What are your rights as a temp?
Drastic economic shifts in the last decade have changed the face of the UK workforce. According to research from The Resolution Foundation, the number of temporary workers in the UK has risen by 40% over the last decade to 865,000 - a figure which is now expected to reach 1 million by 2020.
For organisations occupying both the private and public sectors, agency workers play a pivotal role in filling the gaps caused by the crunch of budget cuts.
But the benefits of temporary work aren’t restricted to employers. In fact, taking on a short-term job can be a great way to gain skills and experience without the commitment of a full-time contract. As well as increased flexibility and control over your working hours, agency work allows you to test the waters and explore various career options by getting a ‘temping taster’ of what’s to come.
However, without a permanent contract in place, it can be difficult to determine your employment rights, and where you stand in comparison to full-time staff. Here’s what you need to know:
1. General treatment
You may not have spent the last five years developing relationships in your current place of work, but that doesn’t mean you aren’t entitled to equal treatment. From the moment you start work, you should be granted access to the same facilities and services as permanent staff - be it a canteen, a break-out area, car parking or a dedicated mother and baby room. Further to this, temp workers should receive immediate protection against discrimination, unfair treatment or harassment in the workplace, regardless of their employment status.
Working in a temporary role does not threaten your rights as a worker to receive the relevant National Minimum Wage and National Living Wage, according to your age group. By law, you will also be protected from any unreasonable deductions to your pay and have the right to be paid on time in the method agreed prior.
However, as an agency worker, certain employment rights will only take effect after you have completed 12 weeks in the same job. From this point onwards, you will have the right to equal pay (the same pay as a permanent colleague doing the same job). Unless you have agreed to a pay-between-assignments contract, you will be entitled to performance-related bonuses, commission, overtime pay, holiday pay and allowances for working shifts or unsociable hours, just like your full-time colleagues.
3. Holiday rights
Everyone deserves time off, whether they’ve been loyal to the same company for years, or are working on a temporary basis. Just like permanent staff, temp workers are entitled to the minimum statutory 5.6 weeks of paid holiday in each 'leave year’, a period that begins from the onset of the first assignment.

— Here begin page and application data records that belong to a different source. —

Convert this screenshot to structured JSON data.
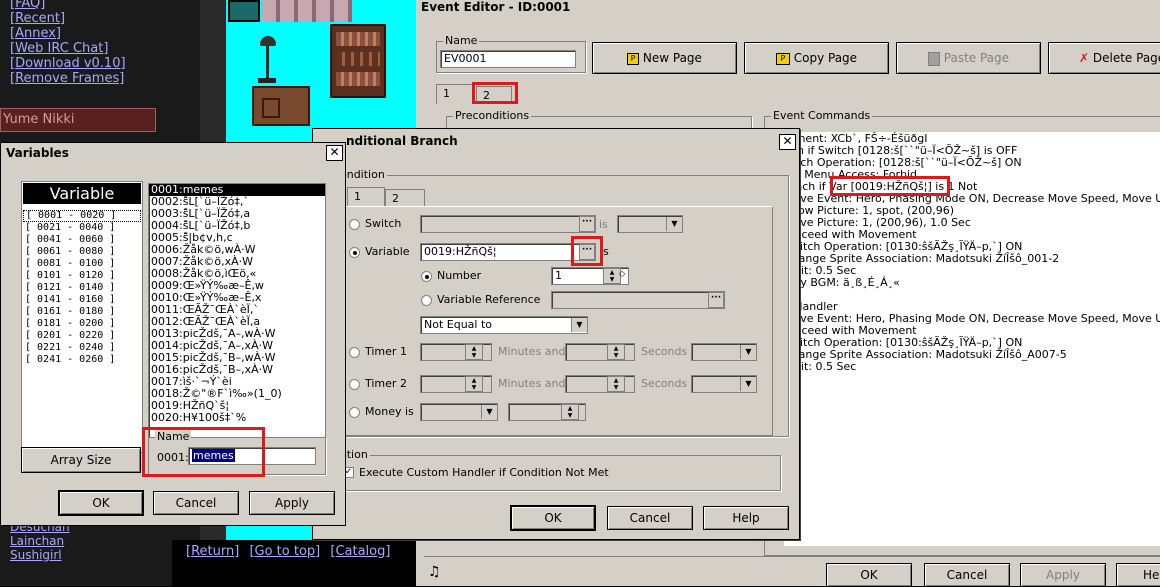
{
  "colors": {
    "accent": "#e0171b",
    "link": "#a8a8ff",
    "window": "#d4d0c8",
    "tileset_bg": "#00ffff"
  },
  "site_nav": {
    "links": [
      "[FAQ]",
      "[Recent]",
      "[Annex]",
      "[Web IRC Chat]",
      "[Download v0.10]",
      "[Remove Frames]"
    ],
    "board_label": "Yume Nikki",
    "bottom_links": [
      "Desuchan",
      "Lainchan",
      "Sushigirl"
    ],
    "footer_links": [
      "[Return]",
      "[Go to top]",
      "[Catalog]"
    ]
  },
  "event_editor": {
    "title": "Event Editor - ID:0001",
    "name_label": "Name",
    "name_value": "EV0001",
    "buttons": {
      "new_page": "New Page",
      "copy_page": "Copy Page",
      "paste_page": "Paste Page",
      "delete_page": "Delete Page"
    },
    "tabs": [
      "1",
      "2"
    ],
    "preconditions_label": "Preconditions",
    "commands_label": "Event Commands",
    "commands": [
      "mment: XCb`, FŠ÷-ÉšüðgI",
      "nch if  Switch [0128:š[``\"ü–Ï<ÕŽ~š] is OFF",
      "witch Operation: [0128:š[``\"ü–Ï<ÕŽ~š] ON",
      "ain Menu Access: Forbid",
      "ranch if Var [0019:HŽñQš¦] is 1 Not",
      "Move Event: Hero, Phasing Mode ON, Decrease Move Speed, Move Up",
      "Show Picture: 1, spot, (200,96)",
      "Move Picture: 1, (200,96), 1.0 Sec",
      "Proceed with Movement",
      "Switch Operation: [0130:ŝšÃŽş¸ĨŸÄ–p,`] ON",
      "Change Sprite Association: Madotsuki ŽíÎšô_001-2",
      "Wait: 0.5 Sec",
      "Play BGM: ä¸ß¸É¸Á¸«",
      "",
      "e Handler",
      "Move Event: Hero, Phasing Mode ON, Decrease Move Speed, Move Up",
      "Proceed with Movement",
      "Switch Operation: [0130:ŝšÃŽş¸ĨŸÄ–p,`] ON",
      "Change Sprite Association: Madotsuki ŽíÎšô_A007-5",
      "Wait: 0.5 Sec",
      "",
      "d"
    ],
    "bottom_buttons": {
      "ok": "OK",
      "cancel": "Cancel",
      "apply": "Apply",
      "help": "He"
    }
  },
  "conditional_branch": {
    "title": "nditional Branch",
    "condition_label": "ondition",
    "tabs": [
      "1",
      "2"
    ],
    "switch_label": "Switch",
    "is_label": "is",
    "variable_label": "Variable",
    "variable_value": "0019:HŽñQš¦",
    "is_label_2": "s",
    "number_label": "Number",
    "number_value": "1",
    "variable_reference_label": "Variable Reference",
    "comparison_value": "Not Equal to",
    "timer1_label": "Timer 1",
    "timer2_label": "Timer 2",
    "minutes_and_label": "Minutes and",
    "seconds_label": "Seconds",
    "money_label": "Money is",
    "option_label": "otion",
    "custom_handler_label": "Execute Custom Handler if Condition Not Met",
    "buttons": {
      "ok": "OK",
      "cancel": "Cancel",
      "help": "Help"
    }
  },
  "variables": {
    "title": "Variables",
    "list_header": "Variable",
    "ranges": [
      "[ 0001 - 0020 ]",
      "[ 0021 - 0040 ]",
      "[ 0041 - 0060 ]",
      "[ 0061 - 0080 ]",
      "[ 0081 - 0100 ]",
      "[ 0101 - 0120 ]",
      "[ 0121 - 0140 ]",
      "[ 0141 - 0160 ]",
      "[ 0161 - 0180 ]",
      "[ 0181 - 0200 ]",
      "[ 0201 - 0220 ]",
      "[ 0221 - 0240 ]",
      "[ 0241 - 0260 ]"
    ],
    "items": [
      "0001:memes",
      "0002:ŝ̃L[`ü–ÏŽó‡,`",
      "0003:ŝ̃L[`ü–ÏŽó‡,a",
      "0004:ŝ̃L[`ü–ÏŽó‡,b",
      "0005:ŝ̃|b¢v,h,c",
      "0006:Žåk©ö,wÀ·W",
      "0007:Žåk©ö,xÀ·W",
      "0008:Žåk©ö,ìŒö,«",
      "0009:Œ»ŸÝ‰æ–Ê,w",
      "0010:Œ»ŸÝ‰æ–Ê,x",
      "0011:ŒÃŽ¯ŒÀ`èÏ,`",
      "0012:ŒÃŽ¯ŒÀ`èÏ,a",
      "0013:picŽdš,¯A–,wÀ·W",
      "0014:picŽdš,¯A–,xÀ·W",
      "0015:picŽdš,¯B–,wÀ·W",
      "0016:picŽdš,¯B–,xÀ·W",
      "0017:ìš·`¬Ý`èi",
      "0018:Ž©\"®F`ì‰»(1_0)",
      "0019:HŽñQ`š¦",
      "0020:H¥100š‡`%"
    ],
    "array_size_label": "Array Size",
    "name_label": "Name",
    "id_label": "0001:",
    "name_value": "memes",
    "buttons": {
      "ok": "OK",
      "cancel": "Cancel",
      "apply": "Apply"
    }
  }
}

All holiday must be taken before the leave year ends, but will be paid for by the company, just as it would with a full-time member of staff.
Your agency may have specific rules surrounding the notice period needed for a successful holiday request: if not, assume that the notice period should be twice as long as the length of paid holiday requested. After 12 weeks, you will be entitled to any additional holiday the rest of the team receive.
4. Sick pay
Try as you might, working through sickness is not recommended. As well as potentially infecting other members of staff, you’re unlikely to perform to the best of your ability when under the weather. Calling in sick can be nerve-wracking, even for a full-timer. However, as an agency worker, the uncertainty can make matters worse. Will you get paid if you take time off from a temp job?
According to UK law, statutory sick pay must be granted after the initial 12-week period. As well as this, temp workers have the right to know the exact process surrounding sick leave, such as who to call and the time-frame they have to do so.
As a temporary worker, your rights may not always be as clear cut as your full-time counterparts. Should you have a question or concern, your first port of call should always be your manager. While you may not be a permanent member of staff, it’s their duty to ensure your rights are respected at all times.